Whitepaper | Auto Parts Manufacturers: Considerations for Serving Foreign Automotive Companies in the United States and Canada
By Doug Donahue In today’s global economy, more and more foreign automotive companies from both Europe and Japan are building automotive production plants and assembly facilities in the United States. In fact, companies including Honda, Toyota, Daimler (Mercedes Benz), BMW, Toyota, Honda, and Nissan have all produced some of their vehicles in the United States. […]
To continue reading this article, please enter your email address and company name.
There was a problem processing your request. Please try again.
By Doug Donahue
In today’s global economy, more and more foreign automotive companies from both Europe and Japan are building automotive production plants and assembly facilities in the United States. In fact, companies including Honda, Toyota, Daimler (Mercedes Benz), BMW, Toyota, Honda, and Nissan have all produced some of their vehicles in the United States. Because of this growing trend, automotive parts suppliers, especially those with only non-US facilities, must now seriously consider the long term implications of continuing to manufacture all of their automotive Original Equipment Manufacturer (OEM) components outside of the North American automotive market.
From currency values to logistics, labor costs to growing competition, global issues must be considered by OEM suppliers when deciding how to strategically source their automotive components for their existing customers who have built auto production facilities in the United States.
Stable Currency Values
A growing number of major automakers, BMW is a prime example, will only contract with tier-one suppliers that have manufacturing facilities and production plants within the North American Free Trade Agreement (NAFTA) region.

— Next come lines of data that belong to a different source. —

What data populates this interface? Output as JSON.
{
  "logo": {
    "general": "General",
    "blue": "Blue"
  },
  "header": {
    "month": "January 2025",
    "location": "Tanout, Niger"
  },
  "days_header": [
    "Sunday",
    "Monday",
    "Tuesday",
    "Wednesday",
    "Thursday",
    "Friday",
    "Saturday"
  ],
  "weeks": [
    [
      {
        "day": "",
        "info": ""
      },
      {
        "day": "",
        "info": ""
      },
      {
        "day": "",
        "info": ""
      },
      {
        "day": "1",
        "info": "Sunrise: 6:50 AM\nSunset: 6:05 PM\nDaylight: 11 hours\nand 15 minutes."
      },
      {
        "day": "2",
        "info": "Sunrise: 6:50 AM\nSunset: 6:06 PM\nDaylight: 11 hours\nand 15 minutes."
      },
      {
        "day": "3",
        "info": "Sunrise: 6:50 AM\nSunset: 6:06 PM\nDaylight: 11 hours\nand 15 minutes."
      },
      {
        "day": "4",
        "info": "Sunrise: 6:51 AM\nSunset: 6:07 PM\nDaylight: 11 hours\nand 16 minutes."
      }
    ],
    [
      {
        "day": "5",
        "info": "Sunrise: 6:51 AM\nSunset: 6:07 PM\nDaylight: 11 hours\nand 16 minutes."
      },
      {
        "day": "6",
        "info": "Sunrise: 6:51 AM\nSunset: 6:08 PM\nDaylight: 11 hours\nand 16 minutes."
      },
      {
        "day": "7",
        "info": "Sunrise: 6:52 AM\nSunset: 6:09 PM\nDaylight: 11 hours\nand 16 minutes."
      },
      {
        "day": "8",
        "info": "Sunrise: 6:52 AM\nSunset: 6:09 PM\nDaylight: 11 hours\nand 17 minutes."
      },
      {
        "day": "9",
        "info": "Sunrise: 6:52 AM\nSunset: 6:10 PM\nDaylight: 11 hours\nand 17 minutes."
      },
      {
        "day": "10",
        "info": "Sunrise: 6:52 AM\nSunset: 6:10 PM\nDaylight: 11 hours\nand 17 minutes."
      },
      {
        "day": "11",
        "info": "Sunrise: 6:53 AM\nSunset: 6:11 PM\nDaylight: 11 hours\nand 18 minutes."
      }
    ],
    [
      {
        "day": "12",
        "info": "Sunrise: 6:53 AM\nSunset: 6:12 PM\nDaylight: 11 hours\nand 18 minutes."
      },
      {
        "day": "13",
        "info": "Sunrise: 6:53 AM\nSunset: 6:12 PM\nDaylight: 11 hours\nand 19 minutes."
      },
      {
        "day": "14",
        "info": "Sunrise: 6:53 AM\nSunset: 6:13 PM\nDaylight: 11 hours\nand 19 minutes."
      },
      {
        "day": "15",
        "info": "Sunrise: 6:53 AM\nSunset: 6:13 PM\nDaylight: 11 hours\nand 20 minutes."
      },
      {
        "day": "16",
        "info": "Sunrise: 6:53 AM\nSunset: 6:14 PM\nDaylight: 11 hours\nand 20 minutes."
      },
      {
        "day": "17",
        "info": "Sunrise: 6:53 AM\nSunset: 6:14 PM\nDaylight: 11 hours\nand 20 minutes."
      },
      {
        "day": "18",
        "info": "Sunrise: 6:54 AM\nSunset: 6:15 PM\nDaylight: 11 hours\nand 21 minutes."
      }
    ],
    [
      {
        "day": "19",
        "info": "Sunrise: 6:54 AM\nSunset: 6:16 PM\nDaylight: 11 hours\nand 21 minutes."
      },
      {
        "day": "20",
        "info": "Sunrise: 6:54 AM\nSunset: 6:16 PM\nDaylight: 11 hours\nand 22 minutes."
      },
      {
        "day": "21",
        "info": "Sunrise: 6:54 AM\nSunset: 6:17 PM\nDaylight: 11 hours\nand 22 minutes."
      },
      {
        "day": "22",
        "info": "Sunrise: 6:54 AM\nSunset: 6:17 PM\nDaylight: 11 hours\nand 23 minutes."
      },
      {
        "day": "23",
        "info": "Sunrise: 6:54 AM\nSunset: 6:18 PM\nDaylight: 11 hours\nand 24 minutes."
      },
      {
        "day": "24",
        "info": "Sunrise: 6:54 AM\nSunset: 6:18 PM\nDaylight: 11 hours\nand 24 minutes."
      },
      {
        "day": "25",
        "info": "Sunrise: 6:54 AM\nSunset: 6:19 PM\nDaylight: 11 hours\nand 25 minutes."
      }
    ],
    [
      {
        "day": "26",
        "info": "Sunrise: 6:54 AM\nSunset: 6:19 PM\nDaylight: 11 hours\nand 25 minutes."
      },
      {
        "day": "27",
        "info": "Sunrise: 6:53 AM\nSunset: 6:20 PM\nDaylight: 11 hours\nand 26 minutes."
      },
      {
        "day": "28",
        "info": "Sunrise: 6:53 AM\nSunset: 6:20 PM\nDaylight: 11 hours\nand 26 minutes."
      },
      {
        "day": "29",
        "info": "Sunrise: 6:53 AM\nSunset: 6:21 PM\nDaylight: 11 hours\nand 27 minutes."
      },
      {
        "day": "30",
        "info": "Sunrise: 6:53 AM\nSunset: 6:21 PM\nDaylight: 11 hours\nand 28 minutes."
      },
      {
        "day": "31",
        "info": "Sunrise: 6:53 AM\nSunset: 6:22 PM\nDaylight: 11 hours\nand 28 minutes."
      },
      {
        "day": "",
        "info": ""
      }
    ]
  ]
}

A major reason for this is to eliminate currency fluctuations since supplies and components may be purchased in US dollars, instead of foreign currencies that fluctuate in value.
Low-Cost, Skilled and Stable Labor Force
With the continuing increase in globalization, many OEM suppliers in the automotive industry must find the most competitive labor pools that can not only provide high quality output, but do so with a relatively low wage base and a stable workforce. Offering competitive labor costs, India and China have become major sources of automotive parts and components and are often the first countries considered when choosing manufacturing locations. However, workforce stability and the availability of qualified technical managers to support the development of a strong production facility and long-term manufacturing locations continue to be in question for both countries.
Transportation Cost and Supply Chain Logistics
With the continuing increase of oil prices, transportation costs and supply chain logistics are major concerns when choosing a source for automotive components. While shipping across the Pacific in large container ships continues to be economically sound, events outside regular production can be incredibly costly for an organization. As an example, reworks or recalls must be air freighted in order for production to continue.
Supply lines are always at risk and automotive manufacturers continue to be sensitive to supply chain logistics, such as we saw with the 2011 earthquake and tsunami in Japan. And because moving items from West Coast ports to Midwest and the South add additional costs in the supply chain, both Canada and Mexico offer significant advantages. Not only are both a part of NAFTA, but each provides a close proximity to most US auto manufacturing facilities.
Intellectual Property Protection and Operational Control
A major area that has become increasingly important in recent years is intellectual property protection. While India and China are poised to become major automotive markets, both have poor reputations in regard to intellectual property protection and many automotive industry executives are increasingly concerned about protecting their intellectual property, technology, and processes. With advanced car designs from increasingly sophisticated electronics to hybrid and electric technologies, the loss of these competitive technologies and manufacturing processes could pose a significant competitive threat. To mitigate that risk, many companies want to own and maintain control of their manufacturing equipment as they consider sourcing alternatives. Countries like Canada and Mexico provide unique opportunities to do both.
Opportunity for Market Expansion
Although one area that continues to attract automotive parts suppliers to countries like India and China is the growing market for automobiles in those countries, the United States and North America continue to be the largest automotive markets. Because of this, one consideration that automotive suppliers should put into the mix is the ability to expand into other auto manufacturers supply chains. When an organization can do so, they can provide lower costs, better quality, and conveniently located automotive components.
Mexico Gaining Competitive Advantage
After considering all of these factors, Mexico offers a number of strategic advantages for automotive parts suppliers. While India and China may initially be attractive, continuing issues with quality, economic policies, regulations, and transportation costs begin to make these countries less attractive in serving the North American automotive market. For many manufactures, Central and South America are a better choice. Due to its participation in NAFTA and close proximity to the United States, especially automotive production facilities located in Texas and across the South, Mexico truly stands out as a location that provides safety, efficiencies, and opportunities for auto parts manufacturers.